▸ Exercise goal
Copy each entry precisely as written, and do not carry over the pictures.

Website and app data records
-=-=-

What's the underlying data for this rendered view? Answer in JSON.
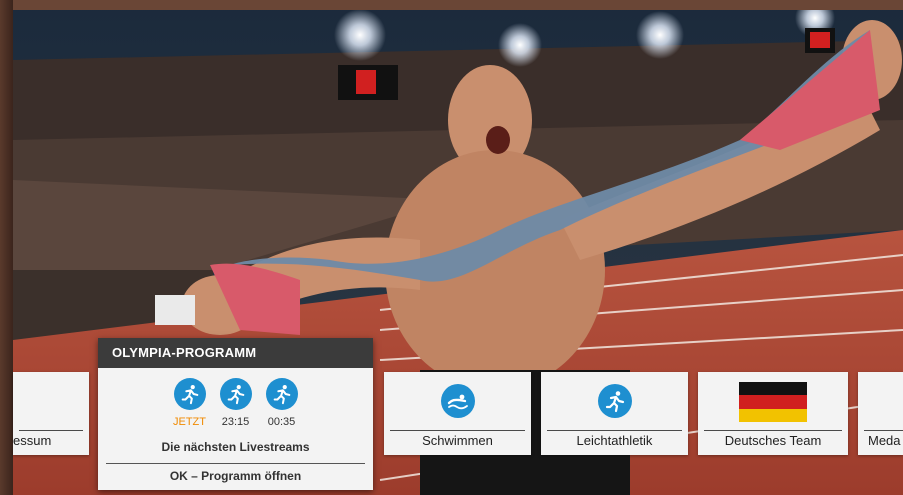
{
  "programm": {
    "title": "OLYMPIA-PROGRAMM",
    "slots": [
      {
        "time": "JETZT",
        "icon": "athletics-icon"
      },
      {
        "time": "23:15",
        "icon": "athletics-icon"
      },
      {
        "time": "00:35",
        "icon": "athletics-icon"
      }
    ],
    "next_label": "Die nächsten Livestreams",
    "open_label": "OK – Programm öffnen"
  },
  "tiles": {
    "impressum": "essum",
    "schwimmen": "Schwimmen",
    "leichtathletik": "Leichtathletik",
    "team": "Deutsches Team",
    "medaillen": "Meda"
  },
  "colors": {
    "accent": "#1e8fd0",
    "now": "#f08a00",
    "header": "#3b3b3b"
  }
}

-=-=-

▸ Solution to this problem
What's the underlying data for this rendered view? Answer in JSON.
{
  "programm": {
    "title": "OLYMPIA-PROGRAMM",
    "slots": [
      {
        "time": "JETZT",
        "icon": "athletics-icon"
      },
      {
        "time": "23:15",
        "icon": "athletics-icon"
      },
      {
        "time": "00:35",
        "icon": "athletics-icon"
      }
    ],
    "next_label": "Die nächsten Livestreams",
    "open_label": "OK – Programm öffnen"
  },
  "tiles": {
    "impressum": "essum",
    "schwimmen": "Schwimmen",
    "leichtathletik": "Leichtathletik",
    "team": "Deutsches Team",
    "medaillen": "Meda"
  },
  "colors": {
    "accent": "#1e8fd0",
    "now": "#f08a00",
    "header": "#3b3b3b"
  }
}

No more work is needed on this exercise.